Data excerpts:
###

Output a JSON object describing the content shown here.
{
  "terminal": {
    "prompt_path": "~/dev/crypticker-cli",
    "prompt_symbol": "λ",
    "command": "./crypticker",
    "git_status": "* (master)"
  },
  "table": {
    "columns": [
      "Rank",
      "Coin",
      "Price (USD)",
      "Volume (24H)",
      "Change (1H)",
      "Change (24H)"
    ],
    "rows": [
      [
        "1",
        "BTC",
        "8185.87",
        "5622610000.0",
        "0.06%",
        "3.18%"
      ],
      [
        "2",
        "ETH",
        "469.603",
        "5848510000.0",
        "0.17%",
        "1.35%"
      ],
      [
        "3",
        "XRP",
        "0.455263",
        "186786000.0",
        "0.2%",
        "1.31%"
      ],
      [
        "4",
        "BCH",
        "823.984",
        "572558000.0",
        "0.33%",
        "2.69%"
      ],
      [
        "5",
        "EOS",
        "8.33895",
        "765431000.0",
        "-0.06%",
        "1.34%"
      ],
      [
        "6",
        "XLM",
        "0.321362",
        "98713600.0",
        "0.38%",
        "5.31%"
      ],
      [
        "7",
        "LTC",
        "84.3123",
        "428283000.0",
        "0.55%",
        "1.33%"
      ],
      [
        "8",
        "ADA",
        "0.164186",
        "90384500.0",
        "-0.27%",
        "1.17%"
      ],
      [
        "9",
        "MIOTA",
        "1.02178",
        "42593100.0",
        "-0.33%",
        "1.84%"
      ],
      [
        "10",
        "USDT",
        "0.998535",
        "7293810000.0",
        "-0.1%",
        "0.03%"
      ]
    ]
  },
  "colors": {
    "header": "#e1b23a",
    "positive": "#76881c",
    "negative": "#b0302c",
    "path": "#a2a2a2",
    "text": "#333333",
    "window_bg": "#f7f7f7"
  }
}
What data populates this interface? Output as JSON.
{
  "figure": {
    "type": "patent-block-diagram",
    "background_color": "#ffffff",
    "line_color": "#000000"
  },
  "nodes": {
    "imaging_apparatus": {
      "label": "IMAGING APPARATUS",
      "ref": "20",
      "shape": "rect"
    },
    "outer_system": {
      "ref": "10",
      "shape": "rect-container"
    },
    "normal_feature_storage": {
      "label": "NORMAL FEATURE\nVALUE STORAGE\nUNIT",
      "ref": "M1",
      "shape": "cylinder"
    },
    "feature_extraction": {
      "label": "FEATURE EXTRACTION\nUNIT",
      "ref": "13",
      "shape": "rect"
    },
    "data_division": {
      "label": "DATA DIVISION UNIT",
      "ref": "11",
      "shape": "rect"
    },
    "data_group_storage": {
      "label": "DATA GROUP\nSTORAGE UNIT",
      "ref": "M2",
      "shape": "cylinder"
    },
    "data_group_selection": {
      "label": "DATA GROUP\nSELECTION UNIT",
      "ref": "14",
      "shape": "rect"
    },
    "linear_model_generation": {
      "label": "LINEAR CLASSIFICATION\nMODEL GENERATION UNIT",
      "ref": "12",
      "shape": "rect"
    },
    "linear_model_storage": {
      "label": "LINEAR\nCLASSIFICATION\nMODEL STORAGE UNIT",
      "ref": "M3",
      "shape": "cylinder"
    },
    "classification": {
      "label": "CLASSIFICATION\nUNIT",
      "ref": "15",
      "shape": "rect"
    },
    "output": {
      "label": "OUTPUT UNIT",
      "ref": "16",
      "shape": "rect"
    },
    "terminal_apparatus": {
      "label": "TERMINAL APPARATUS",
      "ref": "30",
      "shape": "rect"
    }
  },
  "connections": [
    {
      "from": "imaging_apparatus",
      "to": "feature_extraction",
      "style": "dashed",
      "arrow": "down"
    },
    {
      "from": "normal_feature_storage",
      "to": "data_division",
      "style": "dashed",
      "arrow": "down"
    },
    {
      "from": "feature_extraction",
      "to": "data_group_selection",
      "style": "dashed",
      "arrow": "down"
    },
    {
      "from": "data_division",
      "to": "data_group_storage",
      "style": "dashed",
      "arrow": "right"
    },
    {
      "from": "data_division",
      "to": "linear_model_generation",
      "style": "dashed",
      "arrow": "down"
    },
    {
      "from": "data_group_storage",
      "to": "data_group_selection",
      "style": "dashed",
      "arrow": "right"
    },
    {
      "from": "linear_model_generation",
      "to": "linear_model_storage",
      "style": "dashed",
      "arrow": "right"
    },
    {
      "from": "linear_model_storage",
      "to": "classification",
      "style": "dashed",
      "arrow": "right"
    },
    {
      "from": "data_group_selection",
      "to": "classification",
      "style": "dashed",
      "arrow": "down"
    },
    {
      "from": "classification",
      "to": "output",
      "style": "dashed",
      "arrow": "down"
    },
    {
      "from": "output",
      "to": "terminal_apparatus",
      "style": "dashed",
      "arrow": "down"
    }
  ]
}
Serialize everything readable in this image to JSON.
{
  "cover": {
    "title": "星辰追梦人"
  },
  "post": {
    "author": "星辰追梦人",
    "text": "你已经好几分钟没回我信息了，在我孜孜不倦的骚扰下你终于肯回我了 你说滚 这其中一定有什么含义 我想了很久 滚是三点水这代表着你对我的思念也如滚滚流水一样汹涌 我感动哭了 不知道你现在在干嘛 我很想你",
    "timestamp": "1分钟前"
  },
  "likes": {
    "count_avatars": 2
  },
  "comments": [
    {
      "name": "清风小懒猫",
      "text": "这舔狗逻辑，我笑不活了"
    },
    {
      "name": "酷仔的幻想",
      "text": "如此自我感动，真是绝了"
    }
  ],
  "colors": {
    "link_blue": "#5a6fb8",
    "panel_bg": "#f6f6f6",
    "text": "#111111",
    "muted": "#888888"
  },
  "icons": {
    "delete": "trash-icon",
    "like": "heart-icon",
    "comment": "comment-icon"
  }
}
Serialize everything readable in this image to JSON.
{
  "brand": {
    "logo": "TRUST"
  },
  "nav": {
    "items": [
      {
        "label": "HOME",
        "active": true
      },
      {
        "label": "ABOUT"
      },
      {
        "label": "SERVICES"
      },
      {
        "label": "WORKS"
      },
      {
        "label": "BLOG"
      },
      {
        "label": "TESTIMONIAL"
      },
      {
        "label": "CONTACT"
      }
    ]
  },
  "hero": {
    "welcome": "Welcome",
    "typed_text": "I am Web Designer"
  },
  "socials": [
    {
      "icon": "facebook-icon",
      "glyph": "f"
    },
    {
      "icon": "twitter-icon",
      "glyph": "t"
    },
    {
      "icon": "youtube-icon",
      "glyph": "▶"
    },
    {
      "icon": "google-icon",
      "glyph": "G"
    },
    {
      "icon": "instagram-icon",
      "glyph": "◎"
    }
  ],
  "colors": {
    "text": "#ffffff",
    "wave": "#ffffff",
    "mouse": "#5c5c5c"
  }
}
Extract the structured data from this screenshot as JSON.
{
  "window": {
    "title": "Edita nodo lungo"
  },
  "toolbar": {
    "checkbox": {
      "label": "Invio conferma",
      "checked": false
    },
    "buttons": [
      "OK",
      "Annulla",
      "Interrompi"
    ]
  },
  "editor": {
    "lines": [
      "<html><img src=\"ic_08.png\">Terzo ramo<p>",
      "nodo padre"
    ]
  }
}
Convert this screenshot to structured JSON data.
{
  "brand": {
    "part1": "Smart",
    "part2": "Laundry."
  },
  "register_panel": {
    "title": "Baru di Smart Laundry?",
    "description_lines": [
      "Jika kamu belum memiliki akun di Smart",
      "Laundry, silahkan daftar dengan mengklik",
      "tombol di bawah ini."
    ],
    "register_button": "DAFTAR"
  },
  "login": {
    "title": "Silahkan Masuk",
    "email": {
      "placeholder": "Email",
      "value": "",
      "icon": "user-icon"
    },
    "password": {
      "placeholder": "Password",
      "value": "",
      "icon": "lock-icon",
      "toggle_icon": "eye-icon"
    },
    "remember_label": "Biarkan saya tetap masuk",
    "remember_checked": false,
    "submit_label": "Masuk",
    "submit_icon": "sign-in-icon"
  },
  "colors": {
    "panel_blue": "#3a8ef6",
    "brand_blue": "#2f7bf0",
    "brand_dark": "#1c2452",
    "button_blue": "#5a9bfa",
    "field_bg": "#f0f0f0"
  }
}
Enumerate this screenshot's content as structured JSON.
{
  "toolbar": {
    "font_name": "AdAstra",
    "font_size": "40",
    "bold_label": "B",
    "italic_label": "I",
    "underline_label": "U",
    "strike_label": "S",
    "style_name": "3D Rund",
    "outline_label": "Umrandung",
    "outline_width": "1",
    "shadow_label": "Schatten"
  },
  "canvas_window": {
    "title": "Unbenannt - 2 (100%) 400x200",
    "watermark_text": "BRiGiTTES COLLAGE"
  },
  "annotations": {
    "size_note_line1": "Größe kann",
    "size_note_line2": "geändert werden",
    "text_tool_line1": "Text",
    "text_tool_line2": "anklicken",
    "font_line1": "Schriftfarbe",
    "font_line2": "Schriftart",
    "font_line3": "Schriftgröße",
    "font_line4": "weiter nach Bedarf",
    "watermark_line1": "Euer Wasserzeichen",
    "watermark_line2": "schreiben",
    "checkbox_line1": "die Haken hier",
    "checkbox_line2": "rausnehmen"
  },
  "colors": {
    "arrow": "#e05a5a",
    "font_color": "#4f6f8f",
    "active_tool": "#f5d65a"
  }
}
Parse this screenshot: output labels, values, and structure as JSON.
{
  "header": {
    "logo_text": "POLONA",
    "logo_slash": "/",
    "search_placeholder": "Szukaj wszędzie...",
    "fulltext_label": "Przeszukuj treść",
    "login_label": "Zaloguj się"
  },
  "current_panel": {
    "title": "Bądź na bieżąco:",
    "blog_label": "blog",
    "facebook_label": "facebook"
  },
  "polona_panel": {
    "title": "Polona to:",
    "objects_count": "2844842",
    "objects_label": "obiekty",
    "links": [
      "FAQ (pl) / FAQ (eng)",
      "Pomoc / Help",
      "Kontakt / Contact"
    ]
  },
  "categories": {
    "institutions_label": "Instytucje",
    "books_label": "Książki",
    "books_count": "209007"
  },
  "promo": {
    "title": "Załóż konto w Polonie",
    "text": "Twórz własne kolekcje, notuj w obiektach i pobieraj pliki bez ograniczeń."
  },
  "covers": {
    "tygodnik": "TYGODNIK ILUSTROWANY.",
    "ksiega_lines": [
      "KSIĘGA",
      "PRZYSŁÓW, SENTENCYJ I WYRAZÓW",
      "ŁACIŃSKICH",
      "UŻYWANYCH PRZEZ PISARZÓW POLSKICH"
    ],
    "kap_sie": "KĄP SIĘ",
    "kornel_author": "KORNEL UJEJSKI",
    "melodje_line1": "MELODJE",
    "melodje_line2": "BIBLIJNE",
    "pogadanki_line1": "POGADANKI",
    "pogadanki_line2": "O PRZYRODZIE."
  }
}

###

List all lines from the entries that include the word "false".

      "checked": false
    "remember_checked": false,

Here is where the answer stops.